Tuesday, July 16

Power naps and eating on the wing en route from Britain to southern Africa



The common swift stays constantly airborne for up to ten months at a time, new research reveals.

The bird, ubiquitous in the UK and Europe, conserves energy by riding currents of hot air and taking power naps as it slowly glides from high altitudes.

Scientists tracked 19 of the creatures as they completed two of their annual migratory cycles to Central Africa via West Africa and found three did not once touch the ground.

It’s mind-boggling that they can stair airborne for 10 months without needing to come downProfessor Anders Hendenstrom

The others spent all but half a percent of their cumulative flight time in the air, only landing due to emergencies such as violent weather.

While there have been other examples of birds remaining in flight for periods of months, the evidence on common swifts sets a new record, the researchers say.

Up till now the species capable of the longest continued flight was believed to be the Alpine Swift, with a six-month flight recorded, while a frigate bird has been recorded non-stop in the air for two months.

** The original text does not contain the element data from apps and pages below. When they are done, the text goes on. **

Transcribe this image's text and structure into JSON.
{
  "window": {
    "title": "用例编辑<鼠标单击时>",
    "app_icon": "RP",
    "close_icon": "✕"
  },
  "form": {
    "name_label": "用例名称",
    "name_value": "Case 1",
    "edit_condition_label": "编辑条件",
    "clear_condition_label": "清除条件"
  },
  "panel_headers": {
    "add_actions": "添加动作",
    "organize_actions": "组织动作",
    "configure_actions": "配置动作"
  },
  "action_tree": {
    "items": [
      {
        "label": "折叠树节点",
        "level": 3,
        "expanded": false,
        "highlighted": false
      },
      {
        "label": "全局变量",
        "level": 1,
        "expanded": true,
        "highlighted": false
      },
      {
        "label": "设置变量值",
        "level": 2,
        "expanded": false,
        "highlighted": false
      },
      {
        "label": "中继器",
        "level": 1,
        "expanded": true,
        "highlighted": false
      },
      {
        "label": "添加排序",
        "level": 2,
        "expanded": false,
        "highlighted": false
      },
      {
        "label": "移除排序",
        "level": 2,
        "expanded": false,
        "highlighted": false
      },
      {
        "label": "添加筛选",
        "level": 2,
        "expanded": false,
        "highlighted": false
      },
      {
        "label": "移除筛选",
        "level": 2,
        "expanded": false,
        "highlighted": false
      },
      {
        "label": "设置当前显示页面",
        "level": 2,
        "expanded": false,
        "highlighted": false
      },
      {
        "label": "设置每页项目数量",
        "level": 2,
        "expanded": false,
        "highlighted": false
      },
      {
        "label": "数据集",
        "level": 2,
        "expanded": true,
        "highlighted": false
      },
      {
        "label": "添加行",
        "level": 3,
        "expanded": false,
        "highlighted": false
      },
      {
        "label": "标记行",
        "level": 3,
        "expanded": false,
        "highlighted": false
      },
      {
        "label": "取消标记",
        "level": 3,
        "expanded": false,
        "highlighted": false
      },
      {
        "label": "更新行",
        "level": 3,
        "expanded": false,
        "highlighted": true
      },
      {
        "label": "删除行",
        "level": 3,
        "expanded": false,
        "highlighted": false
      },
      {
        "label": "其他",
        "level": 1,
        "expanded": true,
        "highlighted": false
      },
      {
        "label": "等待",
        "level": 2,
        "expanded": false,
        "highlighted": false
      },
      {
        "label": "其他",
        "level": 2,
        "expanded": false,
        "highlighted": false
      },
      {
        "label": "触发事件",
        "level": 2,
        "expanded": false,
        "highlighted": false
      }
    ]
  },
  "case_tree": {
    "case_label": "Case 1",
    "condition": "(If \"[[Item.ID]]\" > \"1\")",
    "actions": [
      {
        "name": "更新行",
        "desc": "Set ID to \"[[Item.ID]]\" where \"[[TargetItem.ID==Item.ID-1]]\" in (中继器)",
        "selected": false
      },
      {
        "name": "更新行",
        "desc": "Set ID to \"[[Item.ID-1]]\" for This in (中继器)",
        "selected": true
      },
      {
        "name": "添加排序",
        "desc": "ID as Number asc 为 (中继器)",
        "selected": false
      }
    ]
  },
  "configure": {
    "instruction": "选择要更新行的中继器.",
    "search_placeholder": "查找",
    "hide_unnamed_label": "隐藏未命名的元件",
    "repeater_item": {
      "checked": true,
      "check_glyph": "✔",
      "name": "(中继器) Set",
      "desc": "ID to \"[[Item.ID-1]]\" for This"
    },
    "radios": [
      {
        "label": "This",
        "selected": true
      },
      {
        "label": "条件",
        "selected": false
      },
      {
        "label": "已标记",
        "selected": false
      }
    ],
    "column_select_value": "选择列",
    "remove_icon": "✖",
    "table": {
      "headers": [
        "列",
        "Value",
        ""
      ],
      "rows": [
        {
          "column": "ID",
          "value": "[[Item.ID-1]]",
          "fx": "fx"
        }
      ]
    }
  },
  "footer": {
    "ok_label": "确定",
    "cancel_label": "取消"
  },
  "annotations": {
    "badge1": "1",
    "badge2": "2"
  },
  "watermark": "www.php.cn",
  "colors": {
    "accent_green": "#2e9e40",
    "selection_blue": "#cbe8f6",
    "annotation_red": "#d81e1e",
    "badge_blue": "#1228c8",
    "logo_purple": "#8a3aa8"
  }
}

Lead researcher Anders Hendenstrom, professor of biology at Lund University, said: “It’s mind-boggling that they can stair airborne for 10 months without needing to come down.

“Most of the time there is a trade-off between energy use and life: live hard and die young.

“But these birds live quite long, up to 20 years, so somehow they have beaten this rule.”

Common swifts live off airborne insects and fly south from their European breeding grounds as food supplies dwindle when the weather gets cold.

The scientists attached sensors to the animals and found that their flight activity appeared higher at night, most probably because the birds spent their days soaring on warm air currents.

They also discovered that at least twice a day – usually dawn and dusk – the common swifts would climb to around 10,000 ft.

The altitude afforded the birds roughly half an hour’s slow descent when they would have been able to sleep, said Prof Hadenstrom.

“It would give them plenty of time for a power nap,” he said.“We don’t know for sure that they went to sleep but it’s logical to assume so because all animals need sleep.

“The fact that some individuals never landed during 10 months suggest they sleep on the wing.”

The long life of the common swift means that the accumulated flight distance of a single bird equals seven round-trip journeys to the moon,” he added.

The species typically leave their northern breeding grounds in July or August, returning in May.

Scientists had long ago proposed that swifts might be spending most of their lives in flight, but until now the theory had not been proved.

Published in the journal Current Biology, the study describes how the researchers used a new type of micro data logger and light sensors to record the birds’ precise location and altitude.

Nineteen were subsequently recaptured after their flights between 2013 and 2015.

Researchers believe the common swift’s extreme energy efficiency is down to aerodynamic wings and thin body.

The bird appears roughly similar in size to the barn swallow or house martin, with a 16-inch wingspan despite being only about 6.5 inches long.

Prof Hadenstrom said the next research task was to prove exactly when and for how long the species managed to sleep during flight.